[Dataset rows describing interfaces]

###

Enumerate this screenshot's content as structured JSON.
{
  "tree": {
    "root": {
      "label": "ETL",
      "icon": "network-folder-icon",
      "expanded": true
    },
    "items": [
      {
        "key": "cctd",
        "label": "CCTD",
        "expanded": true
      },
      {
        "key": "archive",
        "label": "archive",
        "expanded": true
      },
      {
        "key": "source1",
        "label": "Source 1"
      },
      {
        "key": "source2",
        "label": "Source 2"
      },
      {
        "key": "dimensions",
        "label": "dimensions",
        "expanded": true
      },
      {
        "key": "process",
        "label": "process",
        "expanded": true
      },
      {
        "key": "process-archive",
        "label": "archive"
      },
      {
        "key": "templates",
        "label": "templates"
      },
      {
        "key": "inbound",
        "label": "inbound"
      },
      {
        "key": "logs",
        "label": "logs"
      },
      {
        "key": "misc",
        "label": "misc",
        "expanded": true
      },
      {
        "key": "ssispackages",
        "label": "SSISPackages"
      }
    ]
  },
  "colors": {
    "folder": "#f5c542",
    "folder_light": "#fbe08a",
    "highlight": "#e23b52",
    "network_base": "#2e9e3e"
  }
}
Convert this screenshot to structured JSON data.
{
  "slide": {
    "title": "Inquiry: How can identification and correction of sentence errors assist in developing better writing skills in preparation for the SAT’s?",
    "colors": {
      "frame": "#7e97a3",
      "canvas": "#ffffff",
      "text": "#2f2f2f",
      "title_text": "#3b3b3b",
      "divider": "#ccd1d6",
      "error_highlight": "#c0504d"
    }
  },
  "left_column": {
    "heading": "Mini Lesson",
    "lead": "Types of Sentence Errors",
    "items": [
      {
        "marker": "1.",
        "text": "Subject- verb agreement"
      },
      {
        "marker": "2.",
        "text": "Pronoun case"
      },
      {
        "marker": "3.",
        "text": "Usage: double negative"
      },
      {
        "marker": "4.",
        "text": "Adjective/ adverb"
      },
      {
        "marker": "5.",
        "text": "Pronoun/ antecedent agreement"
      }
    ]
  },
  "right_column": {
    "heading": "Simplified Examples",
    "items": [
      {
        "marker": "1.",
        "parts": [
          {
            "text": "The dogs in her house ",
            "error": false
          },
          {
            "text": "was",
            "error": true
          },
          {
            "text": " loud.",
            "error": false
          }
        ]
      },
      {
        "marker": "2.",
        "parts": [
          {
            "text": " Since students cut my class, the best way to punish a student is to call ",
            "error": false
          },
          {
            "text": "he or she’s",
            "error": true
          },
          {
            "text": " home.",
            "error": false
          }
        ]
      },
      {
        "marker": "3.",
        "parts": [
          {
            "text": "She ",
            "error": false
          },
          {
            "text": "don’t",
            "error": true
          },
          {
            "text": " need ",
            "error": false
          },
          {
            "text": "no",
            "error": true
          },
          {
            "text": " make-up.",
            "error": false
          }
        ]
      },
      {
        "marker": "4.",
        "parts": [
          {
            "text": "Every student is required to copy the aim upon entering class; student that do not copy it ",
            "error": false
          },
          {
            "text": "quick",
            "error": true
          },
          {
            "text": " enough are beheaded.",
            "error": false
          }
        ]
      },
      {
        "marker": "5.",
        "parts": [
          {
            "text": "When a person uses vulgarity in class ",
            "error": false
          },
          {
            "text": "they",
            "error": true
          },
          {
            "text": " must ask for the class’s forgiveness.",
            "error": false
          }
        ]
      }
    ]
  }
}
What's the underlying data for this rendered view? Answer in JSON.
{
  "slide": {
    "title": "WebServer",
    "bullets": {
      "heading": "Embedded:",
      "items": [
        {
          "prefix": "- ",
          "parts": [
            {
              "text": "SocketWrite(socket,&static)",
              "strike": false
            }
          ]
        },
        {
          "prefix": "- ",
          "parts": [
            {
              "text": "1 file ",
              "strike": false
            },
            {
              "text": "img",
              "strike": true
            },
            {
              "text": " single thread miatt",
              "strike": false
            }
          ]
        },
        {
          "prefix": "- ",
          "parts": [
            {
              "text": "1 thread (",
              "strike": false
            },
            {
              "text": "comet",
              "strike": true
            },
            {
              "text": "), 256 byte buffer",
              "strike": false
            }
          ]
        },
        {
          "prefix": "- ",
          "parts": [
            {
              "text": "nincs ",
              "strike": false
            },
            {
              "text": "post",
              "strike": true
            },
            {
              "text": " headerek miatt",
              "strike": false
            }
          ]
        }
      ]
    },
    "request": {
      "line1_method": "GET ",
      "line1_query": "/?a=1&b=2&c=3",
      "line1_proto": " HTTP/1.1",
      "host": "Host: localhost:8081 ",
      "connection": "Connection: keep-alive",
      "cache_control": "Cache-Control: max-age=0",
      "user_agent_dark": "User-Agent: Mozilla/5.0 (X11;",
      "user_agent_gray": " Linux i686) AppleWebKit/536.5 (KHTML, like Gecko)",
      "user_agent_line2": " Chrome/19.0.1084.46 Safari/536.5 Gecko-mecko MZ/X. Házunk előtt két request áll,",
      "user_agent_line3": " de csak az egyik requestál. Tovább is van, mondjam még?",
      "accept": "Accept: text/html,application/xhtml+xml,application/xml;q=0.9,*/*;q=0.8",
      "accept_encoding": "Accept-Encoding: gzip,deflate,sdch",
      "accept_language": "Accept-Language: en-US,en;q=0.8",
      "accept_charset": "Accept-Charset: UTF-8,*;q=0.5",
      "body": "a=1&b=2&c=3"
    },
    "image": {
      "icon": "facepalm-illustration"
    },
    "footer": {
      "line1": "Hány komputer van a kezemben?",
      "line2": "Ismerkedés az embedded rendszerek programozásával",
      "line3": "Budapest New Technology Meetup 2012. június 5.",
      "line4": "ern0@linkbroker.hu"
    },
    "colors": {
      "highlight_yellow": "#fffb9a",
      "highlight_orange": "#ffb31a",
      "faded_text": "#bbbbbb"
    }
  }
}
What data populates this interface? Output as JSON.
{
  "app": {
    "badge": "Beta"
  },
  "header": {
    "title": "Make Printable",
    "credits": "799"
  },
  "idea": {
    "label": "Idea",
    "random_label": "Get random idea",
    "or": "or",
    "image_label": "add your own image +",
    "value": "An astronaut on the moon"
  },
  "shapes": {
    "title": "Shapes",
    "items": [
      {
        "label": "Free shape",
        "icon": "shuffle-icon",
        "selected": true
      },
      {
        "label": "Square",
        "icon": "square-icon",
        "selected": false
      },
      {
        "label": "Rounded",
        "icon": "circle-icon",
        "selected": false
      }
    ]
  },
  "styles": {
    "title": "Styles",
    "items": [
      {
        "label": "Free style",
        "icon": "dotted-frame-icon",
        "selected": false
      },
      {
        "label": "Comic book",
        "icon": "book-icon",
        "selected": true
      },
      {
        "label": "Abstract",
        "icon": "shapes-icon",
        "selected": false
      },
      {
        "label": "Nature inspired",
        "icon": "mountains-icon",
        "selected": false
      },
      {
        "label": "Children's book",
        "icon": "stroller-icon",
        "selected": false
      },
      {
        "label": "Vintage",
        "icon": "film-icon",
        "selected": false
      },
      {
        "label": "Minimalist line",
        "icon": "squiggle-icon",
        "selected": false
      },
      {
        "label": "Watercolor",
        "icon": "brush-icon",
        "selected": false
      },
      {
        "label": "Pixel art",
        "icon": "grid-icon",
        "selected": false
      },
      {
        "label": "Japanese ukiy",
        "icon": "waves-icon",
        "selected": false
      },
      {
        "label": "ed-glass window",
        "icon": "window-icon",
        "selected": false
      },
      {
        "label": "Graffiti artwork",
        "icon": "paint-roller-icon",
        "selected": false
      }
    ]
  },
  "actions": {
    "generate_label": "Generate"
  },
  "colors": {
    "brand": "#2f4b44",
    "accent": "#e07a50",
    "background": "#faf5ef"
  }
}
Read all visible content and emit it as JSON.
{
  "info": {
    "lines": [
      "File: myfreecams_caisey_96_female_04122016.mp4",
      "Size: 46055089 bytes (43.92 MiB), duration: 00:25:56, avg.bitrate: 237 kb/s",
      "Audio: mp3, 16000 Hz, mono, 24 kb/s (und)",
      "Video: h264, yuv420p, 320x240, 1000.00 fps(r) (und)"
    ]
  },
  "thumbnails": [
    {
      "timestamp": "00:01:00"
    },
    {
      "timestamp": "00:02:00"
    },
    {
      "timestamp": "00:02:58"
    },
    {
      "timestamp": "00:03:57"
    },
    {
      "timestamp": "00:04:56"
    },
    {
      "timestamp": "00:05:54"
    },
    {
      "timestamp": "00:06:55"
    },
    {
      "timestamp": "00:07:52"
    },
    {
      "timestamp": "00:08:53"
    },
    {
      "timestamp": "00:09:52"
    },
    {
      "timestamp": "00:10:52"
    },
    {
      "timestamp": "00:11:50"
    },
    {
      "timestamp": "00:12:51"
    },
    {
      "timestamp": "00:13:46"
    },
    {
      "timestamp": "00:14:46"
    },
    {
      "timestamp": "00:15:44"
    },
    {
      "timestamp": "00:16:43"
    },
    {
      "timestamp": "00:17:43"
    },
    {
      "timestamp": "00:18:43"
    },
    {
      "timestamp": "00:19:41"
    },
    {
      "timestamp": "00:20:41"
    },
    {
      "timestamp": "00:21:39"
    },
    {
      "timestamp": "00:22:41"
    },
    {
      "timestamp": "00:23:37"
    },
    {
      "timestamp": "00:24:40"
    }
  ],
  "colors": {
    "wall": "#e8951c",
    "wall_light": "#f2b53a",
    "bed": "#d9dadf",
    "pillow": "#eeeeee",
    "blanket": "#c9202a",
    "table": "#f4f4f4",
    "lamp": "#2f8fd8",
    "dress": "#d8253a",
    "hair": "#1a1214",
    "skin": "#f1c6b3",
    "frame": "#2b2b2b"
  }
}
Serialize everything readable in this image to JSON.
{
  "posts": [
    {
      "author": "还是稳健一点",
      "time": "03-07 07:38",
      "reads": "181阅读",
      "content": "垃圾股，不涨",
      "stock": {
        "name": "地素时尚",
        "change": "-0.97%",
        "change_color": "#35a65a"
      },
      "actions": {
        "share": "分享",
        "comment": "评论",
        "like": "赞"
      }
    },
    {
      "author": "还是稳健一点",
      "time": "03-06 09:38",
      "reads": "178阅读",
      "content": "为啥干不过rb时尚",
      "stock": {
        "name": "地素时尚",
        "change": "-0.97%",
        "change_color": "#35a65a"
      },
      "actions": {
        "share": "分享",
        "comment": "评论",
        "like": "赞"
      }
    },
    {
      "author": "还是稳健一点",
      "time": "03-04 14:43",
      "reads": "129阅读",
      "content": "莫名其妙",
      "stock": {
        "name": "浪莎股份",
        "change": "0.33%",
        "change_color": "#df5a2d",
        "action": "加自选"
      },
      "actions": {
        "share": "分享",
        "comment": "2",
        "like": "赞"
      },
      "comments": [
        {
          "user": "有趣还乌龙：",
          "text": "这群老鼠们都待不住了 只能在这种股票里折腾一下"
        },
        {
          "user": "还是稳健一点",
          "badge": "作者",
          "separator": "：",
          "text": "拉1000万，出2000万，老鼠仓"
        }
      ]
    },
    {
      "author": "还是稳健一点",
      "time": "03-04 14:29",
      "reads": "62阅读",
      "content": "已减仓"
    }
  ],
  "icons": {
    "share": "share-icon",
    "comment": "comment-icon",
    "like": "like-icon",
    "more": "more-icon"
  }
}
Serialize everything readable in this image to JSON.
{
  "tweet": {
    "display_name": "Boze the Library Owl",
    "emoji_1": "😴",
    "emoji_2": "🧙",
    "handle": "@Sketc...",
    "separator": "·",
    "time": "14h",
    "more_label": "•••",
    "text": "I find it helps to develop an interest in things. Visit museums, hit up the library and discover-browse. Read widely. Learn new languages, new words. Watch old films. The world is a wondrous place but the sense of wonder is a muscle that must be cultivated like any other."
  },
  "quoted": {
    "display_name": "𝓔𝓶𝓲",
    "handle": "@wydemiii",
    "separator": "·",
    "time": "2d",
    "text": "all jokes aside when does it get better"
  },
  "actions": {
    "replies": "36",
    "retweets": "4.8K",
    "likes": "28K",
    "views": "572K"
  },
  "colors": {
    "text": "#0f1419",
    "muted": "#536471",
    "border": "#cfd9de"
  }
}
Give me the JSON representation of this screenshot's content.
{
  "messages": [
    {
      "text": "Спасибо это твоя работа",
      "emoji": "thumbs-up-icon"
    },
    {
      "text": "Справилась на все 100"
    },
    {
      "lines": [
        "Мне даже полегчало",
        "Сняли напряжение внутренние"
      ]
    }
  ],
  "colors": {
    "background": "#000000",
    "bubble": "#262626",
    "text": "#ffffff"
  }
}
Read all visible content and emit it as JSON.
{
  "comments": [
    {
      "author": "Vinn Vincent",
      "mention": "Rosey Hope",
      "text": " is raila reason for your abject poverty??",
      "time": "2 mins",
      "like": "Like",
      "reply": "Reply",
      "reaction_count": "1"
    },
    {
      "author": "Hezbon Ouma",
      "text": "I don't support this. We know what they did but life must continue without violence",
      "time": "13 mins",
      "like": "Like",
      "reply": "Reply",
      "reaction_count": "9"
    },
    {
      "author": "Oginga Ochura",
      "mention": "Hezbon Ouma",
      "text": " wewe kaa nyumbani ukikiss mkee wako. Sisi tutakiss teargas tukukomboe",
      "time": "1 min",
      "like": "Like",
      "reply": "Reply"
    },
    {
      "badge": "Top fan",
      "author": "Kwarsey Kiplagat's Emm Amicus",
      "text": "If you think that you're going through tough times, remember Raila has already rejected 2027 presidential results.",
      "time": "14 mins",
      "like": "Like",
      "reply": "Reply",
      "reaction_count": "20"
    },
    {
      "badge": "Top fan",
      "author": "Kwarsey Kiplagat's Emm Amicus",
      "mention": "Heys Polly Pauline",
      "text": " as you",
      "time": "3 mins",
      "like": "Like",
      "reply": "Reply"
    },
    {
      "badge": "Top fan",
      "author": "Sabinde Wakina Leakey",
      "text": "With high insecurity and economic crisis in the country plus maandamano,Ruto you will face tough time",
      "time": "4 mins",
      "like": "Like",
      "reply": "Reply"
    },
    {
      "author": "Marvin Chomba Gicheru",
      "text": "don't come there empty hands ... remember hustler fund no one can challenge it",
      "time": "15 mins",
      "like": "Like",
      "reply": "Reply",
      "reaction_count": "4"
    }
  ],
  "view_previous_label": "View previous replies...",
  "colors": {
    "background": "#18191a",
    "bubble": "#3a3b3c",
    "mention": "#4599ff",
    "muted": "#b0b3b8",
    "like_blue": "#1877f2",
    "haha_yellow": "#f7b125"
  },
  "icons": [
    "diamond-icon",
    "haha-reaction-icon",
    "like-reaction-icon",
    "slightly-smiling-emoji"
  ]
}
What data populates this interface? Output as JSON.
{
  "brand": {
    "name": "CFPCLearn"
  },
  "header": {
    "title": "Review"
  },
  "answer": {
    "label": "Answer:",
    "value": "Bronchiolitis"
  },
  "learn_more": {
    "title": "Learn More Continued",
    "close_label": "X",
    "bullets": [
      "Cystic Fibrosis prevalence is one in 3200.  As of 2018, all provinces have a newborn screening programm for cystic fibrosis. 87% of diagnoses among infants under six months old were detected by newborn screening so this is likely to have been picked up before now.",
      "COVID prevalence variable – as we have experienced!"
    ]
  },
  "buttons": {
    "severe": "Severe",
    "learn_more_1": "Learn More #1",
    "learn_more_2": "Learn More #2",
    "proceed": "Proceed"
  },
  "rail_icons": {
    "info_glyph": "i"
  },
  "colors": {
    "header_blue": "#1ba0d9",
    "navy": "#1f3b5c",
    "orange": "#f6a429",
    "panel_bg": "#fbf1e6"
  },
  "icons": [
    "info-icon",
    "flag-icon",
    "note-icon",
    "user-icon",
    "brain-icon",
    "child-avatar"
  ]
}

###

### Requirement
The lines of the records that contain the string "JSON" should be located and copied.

### Solved exercise
Enumerate this screenshot's content as structured JSON.
Convert this screenshot to structured JSON data.
What's the underlying data for this rendered view? Answer in JSON.
What data populates this interface? Output as JSON.
Read all visible content and emit it as JSON.
Serialize everything readable in this image to JSON.
Serialize everything readable in this image to JSON.
Give me the JSON representation of this screenshot's content.
Read all visible content and emit it as JSON.
What data populates this interface? Output as JSON.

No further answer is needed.